Originally Posted by lcaillo
Like I said, just post some data to show he is wrong.
I'm sure there are cases where professional calibration would be worth it. But these guys are saying EVERY tv is inaccurate and needs calibration. Which just is not true from top tv's from pioneer-sony-samsung-panasonic. Sure, it depends on the model.. But not EVERY. A few more reviews.
"As I said earlier, the overall color accuracy of the HL61A750 is exceptional, provided you set it up properly. Grayscale tracking in the Warm 2 color temperature setting is close to the broadcast standard. Primary and secondary color points are quite close to the HDTV specification, and the color decoding is spot on. All of these things combine to give the Samsung the ability to deliver incredibly accurate color, and this is extremely impressive with high-resolution HD sources, like Blu-ray."
"Overall performance on the Sony KD-S55A3000 was excellent, and its standout characteristic compared with other HDTVs is color accuracy. When the Sony is set to Standard color space, the primary colors of red, green, and blue are nearly dead-on accurate to the ATSC specifications. The color decoding is accurate for both SD and HD sources, and the grayscale from the Warm 2 factory preset came mighty close to the broadcast standard. A quick tweak in the advanced menu under white balance made the grayscale nearly perfect. For our full user-menu settings, click here or scroll down to the Tips section below."

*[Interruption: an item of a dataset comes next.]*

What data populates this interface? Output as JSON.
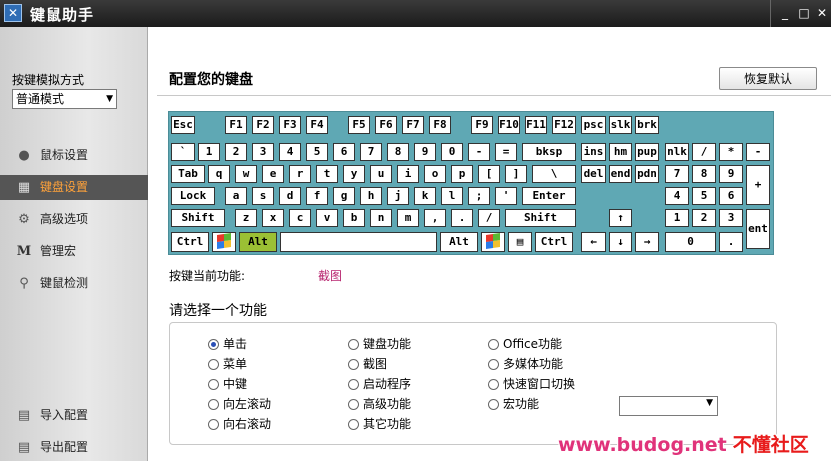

"We typically go on and on about calibration but with the TH-50PZ800U we didn't have to do much beyond increasing its contrast control a bit to approach our 40 footlambert baseline light output. Compared with other picture modes and to the company's own TH-46PZ85U, THX on the PZ800U delivered superior color temperature and especially primary color accuracy, and despite the fact that THX mode didn't pass blacker-than-black parts of the video signal (while the Custom mode did), we left brightness alone for optimal performance"
"Panasonic makes a big deal about the Digital Cinema Color on the 850U series, and color is the most noticeable difference between its picture and that of the 800U. The primary and secondary color points of the 800U hew very closely to the HDTV standard, and so its color is technically very accurate, while the color points of the 850U are not. Like many displays, its color gamut is wider than the HD standard, so the red blood in the centrifuge, for example, looks even redder and deeper on the 850U than on the 800U. Greens, such as the forest and shrubs that are visible when the janitorial crew is motored into the compound, looked both greener and seemingly a bit yellower to our eyes on the 850U. We switched off the Digital Cinema Color mode and the two displays came closer to one another, but there was still a pretty noticeable difference. Our measurements for the Geek Box below were taken with the more-accurate (again, compared to the HD standard) Off position for that mode.
An argument can be made that the wider color gamut on the 850 looks better, but that's largely subjective. Our goal, as always, is to evaluate color accuracy, in this case compared with the HD standard, and by that definition the 800U, along with the two Samsung displays in our comparison, were a good deal more accurate than the 850U.
Other areas of the Panasonic's color performance were very good. The 850's relatively linear grayscale was apparent in skin tones, such as Irene's face at the beach house, appeared natural if a tiny bit redder than the reference 800U. Color decoding wasn't at fault--it was basically right on; instead it was the very slightly reddish grayscale in mid-dark areas. Colors near black stayed quite accurate otherwise, however."
"The Samsung LN52A650 is one of the best-performing LCDs we've tested. Its picture quality, anchored by excellent black-level performance, and accurate color, surpasses that of the Sony KDL-46XBR4--and Samsung's de-judder video processing has improved to the point where it's basically equal to the Sony. We did notice a couple of minor issues, and as usual we'd avoid watching dark movies on this glossy-screened TV in rooms with lots of ambient light, but that's about it.
Our standard calibration was aided by the numerous picture controls in the Samsung's user menu. We were able to improve color temperature and dial in saturation without going overboard thanks to the blue-only mode (check this tip to see how it works). Although we attempted to tweak the color points a bit using the custom color palette controls, primary and secondary colors were already close enough to the standard that we simply settled on the default Auto in the end."